A1. FF Elevated Split Squat 3 x 6-8
A2. Seated Row – Elbows Out 3 x 6-8

B1. Lying Leg Curl (Toes In) 3 x 4-6
B2. Landmine Press 3 x 8-10

C1. 45’ Back Extension 2 x 8-10
C2. External Rotation on Knee 2 x 8-10
C3. Bent over T3 Raise 2 x 8-10

Mid-week workout goal: Strength

A1. Trap Bar Dead Lift 4 x 4-6

B1. 1 – Arm Bent over Db Row 3 x 4-6
B2. Reverse Hyperextension 3 x 6-8
B3. Flat – Db Press 3 x 6-8

Exercise Selection

A well developed in-season program will have the appropriate exercises for optimal results. Far too many coaches will get crazy trying to drill sport specific exercises in-season, but the truth is this can cause more harm than good. During the season, players are getting their “sport specific exercises” from ground balls, batting, throwing and sprinting everyday during practice or games. Training more rotational movements on top of all the rotational movements they are doing currently in season will exacerbate any risk of overuse injury. Instead, focus on the basic compound movements that will improve overall strength levels, which will help keep power output higher throughout the season. At first, you might have glanced at the program above and maybe think what’s so special about this program, it’s just a basic structural type of workout. But the key to in-season training is to STICK to the basics. By doing so, you will also decrease the levels of soreness you might achieve from continuous variety in your programs. Yes, exercise progression is very beneficial for increasing strength but introducing new exercises that the body is unfamiliar with will lead to excess soreness, which will then limit our power output. I like to keep the basic movement patterns in our workouts and slightly change the variation of that exact movement every 4 weeks or so. I also like to focus on more of a “structural” type of workout 1x/week to help offset any muscular imbalances that can occur from the vast amounts of repetitive movement patterns. Perform exercises with low levels of eccentric stress and include some unilateral structural work to help minimize repetitive movement patterns and imbalances that may occur.

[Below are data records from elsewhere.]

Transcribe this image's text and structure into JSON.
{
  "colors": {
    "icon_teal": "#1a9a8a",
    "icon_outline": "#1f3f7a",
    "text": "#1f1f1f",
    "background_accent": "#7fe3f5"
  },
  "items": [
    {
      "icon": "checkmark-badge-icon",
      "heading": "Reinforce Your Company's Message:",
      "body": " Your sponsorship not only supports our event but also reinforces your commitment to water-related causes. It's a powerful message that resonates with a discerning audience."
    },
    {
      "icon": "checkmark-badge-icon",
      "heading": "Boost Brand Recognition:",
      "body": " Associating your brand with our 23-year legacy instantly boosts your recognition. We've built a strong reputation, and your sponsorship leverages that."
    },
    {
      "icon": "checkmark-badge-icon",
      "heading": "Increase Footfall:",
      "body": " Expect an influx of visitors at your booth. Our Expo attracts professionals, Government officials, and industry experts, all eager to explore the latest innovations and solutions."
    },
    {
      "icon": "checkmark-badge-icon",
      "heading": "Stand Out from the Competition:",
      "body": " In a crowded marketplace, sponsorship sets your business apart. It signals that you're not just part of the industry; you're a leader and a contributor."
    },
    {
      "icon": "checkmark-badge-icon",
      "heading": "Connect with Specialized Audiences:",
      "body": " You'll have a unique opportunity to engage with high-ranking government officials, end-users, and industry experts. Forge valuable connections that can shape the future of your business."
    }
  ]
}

I am also not a fan of on field band work and “arm care” programs. What coaches fail to realize is the amount of eccentric stress and abuse the rotator cuff gets from throwing a baseball. This is where quality over quantity will help save your arm in the long run. Now I’m not saying that I am not a fan of in-season rotator cuff work because we definitely have rotator cuff work in our programs, but the key is to monitor volume and quality is to ensure proper recovery. Any type of residual fatigue or soreness will decrease potential for power output and athletic performance.

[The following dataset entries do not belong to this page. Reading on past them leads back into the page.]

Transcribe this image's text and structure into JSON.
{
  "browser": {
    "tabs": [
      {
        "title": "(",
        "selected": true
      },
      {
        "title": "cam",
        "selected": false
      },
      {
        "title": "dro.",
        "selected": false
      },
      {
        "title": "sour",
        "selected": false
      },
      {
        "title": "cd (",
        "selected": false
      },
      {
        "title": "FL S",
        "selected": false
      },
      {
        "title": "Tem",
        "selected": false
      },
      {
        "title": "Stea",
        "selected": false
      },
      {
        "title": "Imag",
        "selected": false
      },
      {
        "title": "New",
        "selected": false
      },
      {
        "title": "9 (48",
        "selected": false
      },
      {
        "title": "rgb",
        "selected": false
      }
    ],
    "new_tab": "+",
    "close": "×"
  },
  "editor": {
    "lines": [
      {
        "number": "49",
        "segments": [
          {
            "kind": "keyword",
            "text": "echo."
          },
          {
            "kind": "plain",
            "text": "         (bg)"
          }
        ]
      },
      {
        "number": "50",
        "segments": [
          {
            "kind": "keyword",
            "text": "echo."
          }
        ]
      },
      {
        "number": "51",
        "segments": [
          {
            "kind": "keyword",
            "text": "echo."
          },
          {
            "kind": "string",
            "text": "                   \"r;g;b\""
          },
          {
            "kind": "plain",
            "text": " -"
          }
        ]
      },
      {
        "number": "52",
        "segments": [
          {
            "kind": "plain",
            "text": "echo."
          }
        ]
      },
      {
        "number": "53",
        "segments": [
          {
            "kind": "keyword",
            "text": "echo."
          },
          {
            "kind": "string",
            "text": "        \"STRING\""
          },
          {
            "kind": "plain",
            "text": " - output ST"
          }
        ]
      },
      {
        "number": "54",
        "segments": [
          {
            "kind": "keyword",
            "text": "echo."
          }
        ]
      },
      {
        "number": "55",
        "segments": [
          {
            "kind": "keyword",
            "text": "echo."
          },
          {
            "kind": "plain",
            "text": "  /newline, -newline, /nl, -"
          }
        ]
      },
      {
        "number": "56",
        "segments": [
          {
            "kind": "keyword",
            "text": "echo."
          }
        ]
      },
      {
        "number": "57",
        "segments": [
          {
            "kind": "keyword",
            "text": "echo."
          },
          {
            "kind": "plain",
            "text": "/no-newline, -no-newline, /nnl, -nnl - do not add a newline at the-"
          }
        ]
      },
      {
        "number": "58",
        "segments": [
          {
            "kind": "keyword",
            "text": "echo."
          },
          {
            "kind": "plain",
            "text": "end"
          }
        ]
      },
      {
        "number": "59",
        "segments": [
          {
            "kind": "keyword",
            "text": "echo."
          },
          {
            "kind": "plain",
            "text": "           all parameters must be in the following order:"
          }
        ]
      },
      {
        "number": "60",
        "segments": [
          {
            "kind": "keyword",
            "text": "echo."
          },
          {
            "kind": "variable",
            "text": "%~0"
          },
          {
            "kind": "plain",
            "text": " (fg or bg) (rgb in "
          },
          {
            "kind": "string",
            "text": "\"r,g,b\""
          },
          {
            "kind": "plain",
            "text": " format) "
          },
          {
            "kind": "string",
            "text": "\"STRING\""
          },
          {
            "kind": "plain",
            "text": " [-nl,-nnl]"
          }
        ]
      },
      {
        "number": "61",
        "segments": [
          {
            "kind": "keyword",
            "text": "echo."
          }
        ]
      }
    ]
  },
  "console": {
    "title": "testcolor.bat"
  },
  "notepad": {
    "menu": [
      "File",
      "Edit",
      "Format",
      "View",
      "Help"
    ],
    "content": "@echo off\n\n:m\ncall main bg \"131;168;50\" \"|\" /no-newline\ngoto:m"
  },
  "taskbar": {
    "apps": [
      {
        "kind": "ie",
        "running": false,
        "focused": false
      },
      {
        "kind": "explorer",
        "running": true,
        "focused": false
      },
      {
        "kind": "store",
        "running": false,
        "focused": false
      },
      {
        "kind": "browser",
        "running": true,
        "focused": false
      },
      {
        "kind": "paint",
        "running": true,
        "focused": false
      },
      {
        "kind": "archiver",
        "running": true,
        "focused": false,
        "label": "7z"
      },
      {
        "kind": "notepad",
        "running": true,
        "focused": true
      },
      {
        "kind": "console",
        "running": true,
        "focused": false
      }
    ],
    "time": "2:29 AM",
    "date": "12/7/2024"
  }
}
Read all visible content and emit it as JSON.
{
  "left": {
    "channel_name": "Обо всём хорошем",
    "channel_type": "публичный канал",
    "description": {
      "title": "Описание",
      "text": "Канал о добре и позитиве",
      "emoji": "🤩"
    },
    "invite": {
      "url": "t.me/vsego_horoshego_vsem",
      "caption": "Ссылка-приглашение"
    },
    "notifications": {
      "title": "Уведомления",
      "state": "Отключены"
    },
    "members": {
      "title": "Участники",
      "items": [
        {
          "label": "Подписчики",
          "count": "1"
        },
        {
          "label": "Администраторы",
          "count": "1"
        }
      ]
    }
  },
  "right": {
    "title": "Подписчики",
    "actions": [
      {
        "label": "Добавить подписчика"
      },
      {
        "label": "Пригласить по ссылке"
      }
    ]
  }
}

Within each workout there is a goal for that day and what we are trying to achieve. Although this aspect may vary slightly from person to person, the overall goal of achieving the proper stimulus will not change. A common theme you may seem is that our workouts are designed to be efficient but also limit any type of soreness we might create from these workouts. I want my players fresh and ready to go before a game, not exhausted from the workouts done earlier in the week. As much as we want to improve our numbers in the weight room, the goal of in-season training is to maintain and maybe slightly increase strength/size without limiting our capability of producing maximal levels of force. Fatigue masks fitness and recovery is key.